- _How to complete this task_:
Each line of the data must be written out again verbatim; no image belongs in the copy.

Extracted records

Content starts

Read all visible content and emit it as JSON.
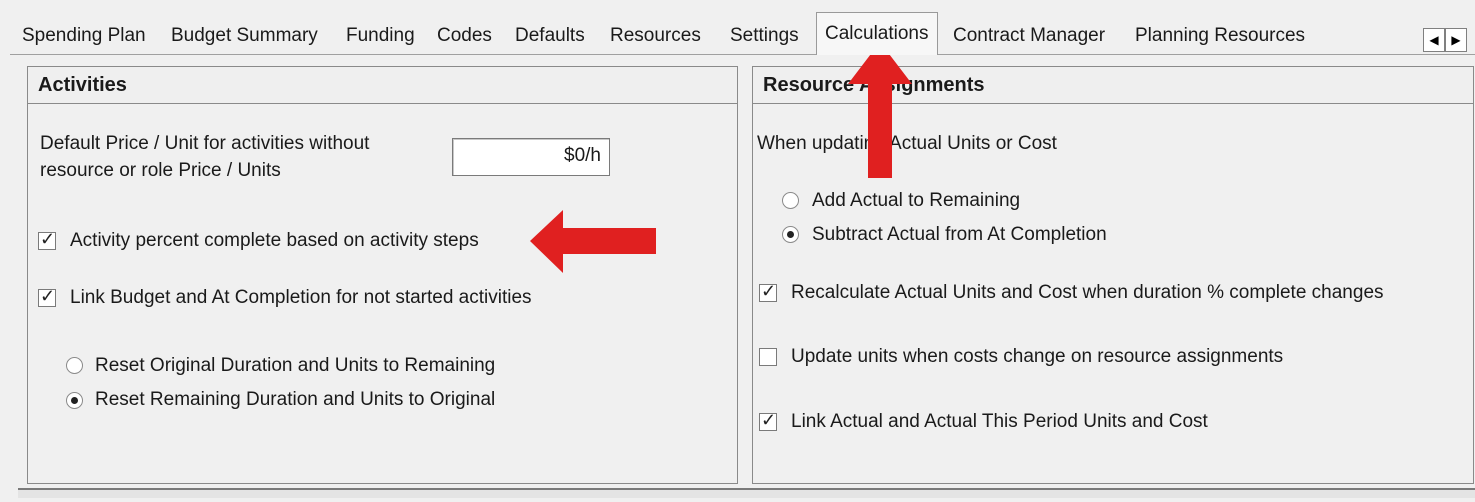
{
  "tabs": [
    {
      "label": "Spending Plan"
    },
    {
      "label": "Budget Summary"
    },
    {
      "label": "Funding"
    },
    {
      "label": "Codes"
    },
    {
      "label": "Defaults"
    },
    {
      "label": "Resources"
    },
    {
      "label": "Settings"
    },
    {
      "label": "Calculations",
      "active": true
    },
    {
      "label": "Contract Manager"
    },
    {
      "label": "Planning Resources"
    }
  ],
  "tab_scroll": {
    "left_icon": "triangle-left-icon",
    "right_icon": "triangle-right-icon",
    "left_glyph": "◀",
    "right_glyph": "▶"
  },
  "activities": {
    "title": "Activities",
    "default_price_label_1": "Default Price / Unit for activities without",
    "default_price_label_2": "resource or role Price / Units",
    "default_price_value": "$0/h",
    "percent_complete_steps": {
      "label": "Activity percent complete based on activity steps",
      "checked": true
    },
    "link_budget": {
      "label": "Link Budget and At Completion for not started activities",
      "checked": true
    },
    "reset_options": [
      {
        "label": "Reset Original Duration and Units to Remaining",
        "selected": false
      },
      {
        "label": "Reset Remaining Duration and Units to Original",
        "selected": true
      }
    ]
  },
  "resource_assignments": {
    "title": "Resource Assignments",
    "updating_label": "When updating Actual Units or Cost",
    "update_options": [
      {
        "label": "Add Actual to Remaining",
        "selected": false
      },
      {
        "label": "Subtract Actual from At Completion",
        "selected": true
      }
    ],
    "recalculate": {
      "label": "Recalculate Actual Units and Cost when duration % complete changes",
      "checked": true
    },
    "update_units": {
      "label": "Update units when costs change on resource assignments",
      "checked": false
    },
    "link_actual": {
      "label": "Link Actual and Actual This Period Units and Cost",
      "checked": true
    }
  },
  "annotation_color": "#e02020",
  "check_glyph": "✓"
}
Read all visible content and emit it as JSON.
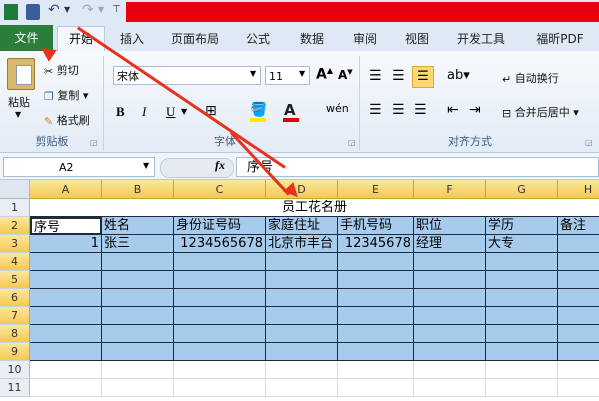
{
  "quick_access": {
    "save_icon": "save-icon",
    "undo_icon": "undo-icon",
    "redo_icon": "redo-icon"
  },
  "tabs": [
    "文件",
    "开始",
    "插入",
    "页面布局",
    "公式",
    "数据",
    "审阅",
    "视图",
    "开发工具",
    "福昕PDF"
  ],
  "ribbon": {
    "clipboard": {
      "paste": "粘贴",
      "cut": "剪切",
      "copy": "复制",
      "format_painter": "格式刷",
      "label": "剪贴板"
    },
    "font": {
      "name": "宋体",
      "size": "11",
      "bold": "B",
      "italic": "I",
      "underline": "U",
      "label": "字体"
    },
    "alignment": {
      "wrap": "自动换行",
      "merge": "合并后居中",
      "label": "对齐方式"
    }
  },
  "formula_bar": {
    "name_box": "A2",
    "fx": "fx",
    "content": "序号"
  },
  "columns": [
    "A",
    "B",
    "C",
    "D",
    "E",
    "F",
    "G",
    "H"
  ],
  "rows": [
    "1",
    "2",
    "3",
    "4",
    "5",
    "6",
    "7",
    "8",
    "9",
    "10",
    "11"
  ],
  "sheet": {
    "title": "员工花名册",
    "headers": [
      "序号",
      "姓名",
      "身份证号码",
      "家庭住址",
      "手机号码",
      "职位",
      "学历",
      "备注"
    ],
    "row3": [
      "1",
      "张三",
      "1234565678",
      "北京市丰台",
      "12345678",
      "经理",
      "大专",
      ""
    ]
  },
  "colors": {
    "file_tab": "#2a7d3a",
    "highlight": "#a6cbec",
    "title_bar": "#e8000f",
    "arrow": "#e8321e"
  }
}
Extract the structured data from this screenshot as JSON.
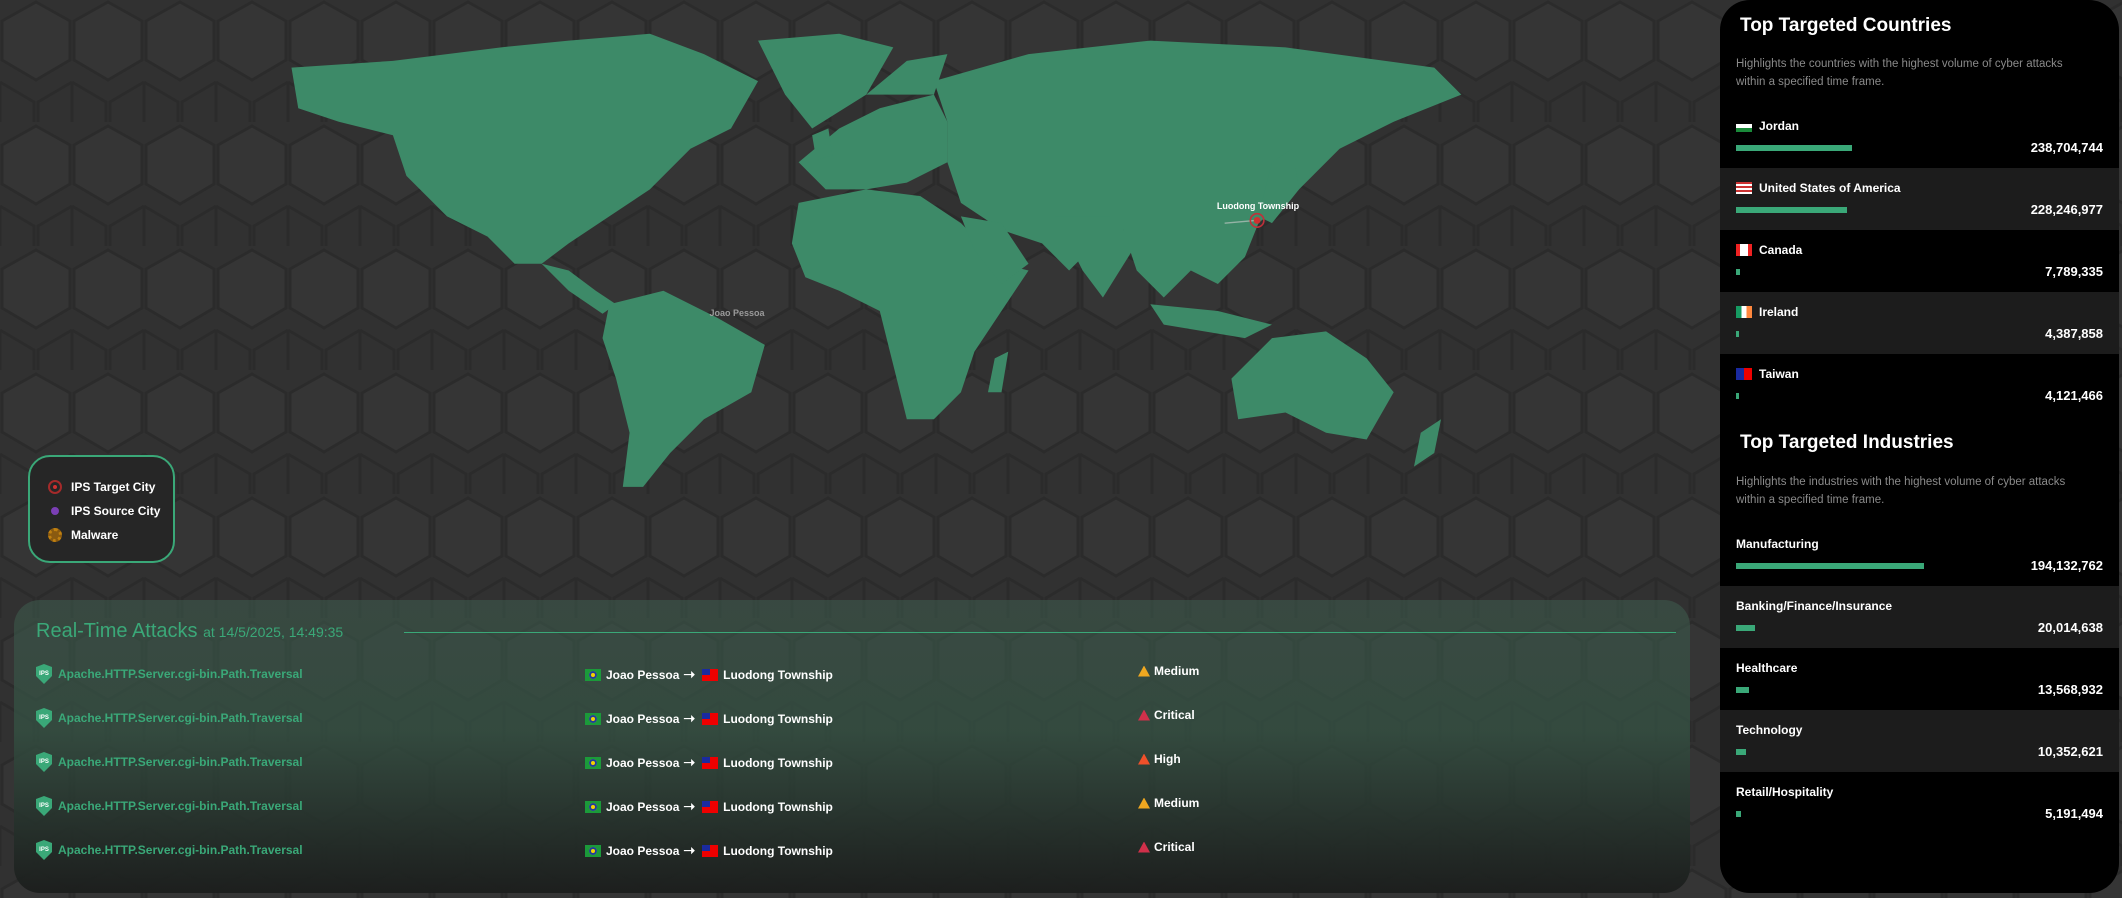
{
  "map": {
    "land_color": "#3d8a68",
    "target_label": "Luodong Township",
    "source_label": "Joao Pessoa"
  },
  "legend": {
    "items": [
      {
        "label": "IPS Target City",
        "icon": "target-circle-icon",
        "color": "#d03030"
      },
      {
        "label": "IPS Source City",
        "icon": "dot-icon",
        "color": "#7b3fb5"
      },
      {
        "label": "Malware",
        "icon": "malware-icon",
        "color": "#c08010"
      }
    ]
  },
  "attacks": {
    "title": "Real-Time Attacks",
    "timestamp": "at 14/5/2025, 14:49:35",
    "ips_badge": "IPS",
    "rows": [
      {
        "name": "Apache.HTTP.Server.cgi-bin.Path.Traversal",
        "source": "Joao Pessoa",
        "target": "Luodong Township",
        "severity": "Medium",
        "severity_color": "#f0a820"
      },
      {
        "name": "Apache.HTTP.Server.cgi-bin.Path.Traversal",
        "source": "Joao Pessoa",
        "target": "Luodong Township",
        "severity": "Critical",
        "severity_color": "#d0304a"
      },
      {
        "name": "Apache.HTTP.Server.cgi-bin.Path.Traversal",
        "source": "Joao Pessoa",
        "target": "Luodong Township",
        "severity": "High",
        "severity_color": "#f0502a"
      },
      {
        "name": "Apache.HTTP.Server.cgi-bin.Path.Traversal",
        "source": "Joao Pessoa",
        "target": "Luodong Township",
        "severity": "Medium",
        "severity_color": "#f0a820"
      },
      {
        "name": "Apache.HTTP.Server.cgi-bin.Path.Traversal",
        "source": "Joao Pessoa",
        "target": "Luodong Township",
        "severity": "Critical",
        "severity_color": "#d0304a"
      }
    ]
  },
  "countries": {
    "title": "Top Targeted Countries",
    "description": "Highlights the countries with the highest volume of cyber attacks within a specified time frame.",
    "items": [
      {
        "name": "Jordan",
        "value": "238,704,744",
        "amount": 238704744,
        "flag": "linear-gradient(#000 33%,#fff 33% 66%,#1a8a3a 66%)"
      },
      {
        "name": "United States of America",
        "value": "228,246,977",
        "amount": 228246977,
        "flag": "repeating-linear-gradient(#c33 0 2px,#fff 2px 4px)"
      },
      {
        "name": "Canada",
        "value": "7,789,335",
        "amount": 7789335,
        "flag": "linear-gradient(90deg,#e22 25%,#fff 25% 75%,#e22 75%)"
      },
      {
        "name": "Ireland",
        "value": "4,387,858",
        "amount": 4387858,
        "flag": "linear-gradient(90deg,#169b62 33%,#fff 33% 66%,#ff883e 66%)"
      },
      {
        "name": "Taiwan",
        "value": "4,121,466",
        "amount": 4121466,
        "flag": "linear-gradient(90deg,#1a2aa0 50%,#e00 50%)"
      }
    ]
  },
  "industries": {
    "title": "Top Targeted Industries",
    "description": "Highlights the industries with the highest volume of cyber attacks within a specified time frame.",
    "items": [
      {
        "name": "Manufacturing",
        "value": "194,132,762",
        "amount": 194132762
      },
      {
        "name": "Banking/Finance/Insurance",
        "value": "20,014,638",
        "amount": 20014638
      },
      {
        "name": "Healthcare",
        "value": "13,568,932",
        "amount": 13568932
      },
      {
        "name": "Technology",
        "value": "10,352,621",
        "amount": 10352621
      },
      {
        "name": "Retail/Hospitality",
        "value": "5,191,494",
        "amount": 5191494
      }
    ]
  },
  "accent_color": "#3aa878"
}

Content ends

- _Answer for this exercise_:
Read all visible content and emit it as JSON.
{
  "tabs": [
    {
      "label": "Spending Plan"
    },
    {
      "label": "Budget Summary"
    },
    {
      "label": "Funding"
    },
    {
      "label": "Codes"
    },
    {
      "label": "Defaults"
    },
    {
      "label": "Resources"
    },
    {
      "label": "Settings"
    },
    {
      "label": "Calculations",
      "active": true
    },
    {
      "label": "Contract Manager"
    },
    {
      "label": "Planning Resources"
    }
  ],
  "tab_scroll": {
    "left_icon": "triangle-left-icon",
    "right_icon": "triangle-right-icon",
    "left_glyph": "◀",
    "right_glyph": "▶"
  },
  "activities": {
    "title": "Activities",
    "default_price_label_1": "Default Price / Unit for activities without",
    "default_price_label_2": "resource or role Price / Units",
    "default_price_value": "$0/h",
    "percent_complete_steps": {
      "label": "Activity percent complete based on activity steps",
      "checked": true
    },
    "link_budget": {
      "label": "Link Budget and At Completion for not started activities",
      "checked": true
    },
    "reset_options": [
      {
        "label": "Reset Original Duration and Units to Remaining",
        "selected": false
      },
      {
        "label": "Reset Remaining Duration and Units to Original",
        "selected": true
      }
    ]
  },
  "resource_assignments": {
    "title": "Resource Assignments",
    "updating_label": "When updating Actual Units or Cost",
    "update_options": [
      {
        "label": "Add Actual to Remaining",
        "selected": false
      },
      {
        "label": "Subtract Actual from At Completion",
        "selected": true
      }
    ],
    "recalculate": {
      "label": "Recalculate Actual Units and Cost when duration % complete changes",
      "checked": true
    },
    "update_units": {
      "label": "Update units when costs change on resource assignments",
      "checked": false
    },
    "link_actual": {
      "label": "Link Actual and Actual This Period Units and Cost",
      "checked": true
    }
  },
  "annotation_color": "#e02020",
  "check_glyph": "✓"
}
Read all visible content and emit it as JSON.
{
  "quick_access": {
    "save_icon": "save-icon",
    "undo_icon": "undo-icon",
    "redo_icon": "redo-icon"
  },
  "tabs": [
    "文件",
    "开始",
    "插入",
    "页面布局",
    "公式",
    "数据",
    "审阅",
    "视图",
    "开发工具",
    "福昕PDF"
  ],
  "ribbon": {
    "clipboard": {
      "paste": "粘贴",
      "cut": "剪切",
      "copy": "复制",
      "format_painter": "格式刷",
      "label": "剪贴板"
    },
    "font": {
      "name": "宋体",
      "size": "11",
      "bold": "B",
      "italic": "I",
      "underline": "U",
      "label": "字体"
    },
    "alignment": {
      "wrap": "自动换行",
      "merge": "合并后居中",
      "label": "对齐方式"
    }
  },
  "formula_bar": {
    "name_box": "A2",
    "fx": "fx",
    "content": "序号"
  },
  "columns": [
    "A",
    "B",
    "C",
    "D",
    "E",
    "F",
    "G",
    "H"
  ],
  "rows": [
    "1",
    "2",
    "3",
    "4",
    "5",
    "6",
    "7",
    "8",
    "9",
    "10",
    "11"
  ],
  "sheet": {
    "title": "员工花名册",
    "headers": [
      "序号",
      "姓名",
      "身份证号码",
      "家庭住址",
      "手机号码",
      "职位",
      "学历",
      "备注"
    ],
    "row3": [
      "1",
      "张三",
      "1234565678",
      "北京市丰台",
      "12345678",
      "经理",
      "大专",
      ""
    ]
  },
  "colors": {
    "file_tab": "#2a7d3a",
    "highlight": "#a6cbec",
    "title_bar": "#e8000f",
    "arrow": "#e8321e"
  }
}
Extract the structured data from this screenshot as JSON.
{
  "map": {
    "land_color": "#3d8a68",
    "target_label": "Luodong Township",
    "source_label": "Joao Pessoa"
  },
  "legend": {
    "items": [
      {
        "label": "IPS Target City",
        "icon": "target-circle-icon",
        "color": "#d03030"
      },
      {
        "label": "IPS Source City",
        "icon": "dot-icon",
        "color": "#7b3fb5"
      },
      {
        "label": "Malware",
        "icon": "malware-icon",
        "color": "#c08010"
      }
    ]
  },
  "attacks": {
    "title": "Real-Time Attacks",
    "timestamp": "at 14/5/2025, 14:49:35",
    "ips_badge": "IPS",
    "rows": [
      {
        "name": "Apache.HTTP.Server.cgi-bin.Path.Traversal",
        "source": "Joao Pessoa",
        "target": "Luodong Township",
        "severity": "Medium",
        "severity_color": "#f0a820"
      },
      {
        "name": "Apache.HTTP.Server.cgi-bin.Path.Traversal",
        "source": "Joao Pessoa",
        "target": "Luodong Township",
        "severity": "Critical",
        "severity_color": "#d0304a"
      },
      {
        "name": "Apache.HTTP.Server.cgi-bin.Path.Traversal",
        "source": "Joao Pessoa",
        "target": "Luodong Township",
        "severity": "High",
        "severity_color": "#f0502a"
      },
      {
        "name": "Apache.HTTP.Server.cgi-bin.Path.Traversal",
        "source": "Joao Pessoa",
        "target": "Luodong Township",
        "severity": "Medium",
        "severity_color": "#f0a820"
      },
      {
        "name": "Apache.HTTP.Server.cgi-bin.Path.Traversal",
        "source": "Joao Pessoa",
        "target": "Luodong Township",
        "severity": "Critical",
        "severity_color": "#d0304a"
      }
    ]
  },
  "countries": {
    "title": "Top Targeted Countries",
    "description": "Highlights the countries with the highest volume of cyber attacks within a specified time frame.",
    "items": [
      {
        "name": "Jordan",
        "value": "238,704,744",
        "amount": 238704744,
        "flag": "linear-gradient(#000 33%,#fff 33% 66%,#1a8a3a 66%)"
      },
      {
        "name": "United States of America",
        "value": "228,246,977",
        "amount": 228246977,
        "flag": "repeating-linear-gradient(#c33 0 2px,#fff 2px 4px)"
      },
      {
        "name": "Canada",
        "value": "7,789,335",
        "amount": 7789335,
        "flag": "linear-gradient(90deg,#e22 25%,#fff 25% 75%,#e22 75%)"
      },
      {
        "name": "Ireland",
        "value": "4,387,858",
        "amount": 4387858,
        "flag": "linear-gradient(90deg,#169b62 33%,#fff 33% 66%,#ff883e 66%)"
      },
      {
        "name": "Taiwan",
        "value": "4,121,466",
        "amount": 4121466,
        "flag": "linear-gradient(90deg,#1a2aa0 50%,#e00 50%)"
      }
    ]
  },
  "industries": {
    "title": "Top Targeted Industries",
    "description": "Highlights the industries with the highest volume of cyber attacks within a specified time frame.",
    "items": [
      {
        "name": "Manufacturing",
        "value": "194,132,762",
        "amount": 194132762
      },
      {
        "name": "Banking/Finance/Insurance",
        "value": "20,014,638",
        "amount": 20014638
      },
      {
        "name": "Healthcare",
        "value": "13,568,932",
        "amount": 13568932
      },
      {
        "name": "Technology",
        "value": "10,352,621",
        "amount": 10352621
      },
      {
        "name": "Retail/Hospitality",
        "value": "5,191,494",
        "amount": 5191494
      }
    ]
  },
  "accent_color": "#3aa878"
}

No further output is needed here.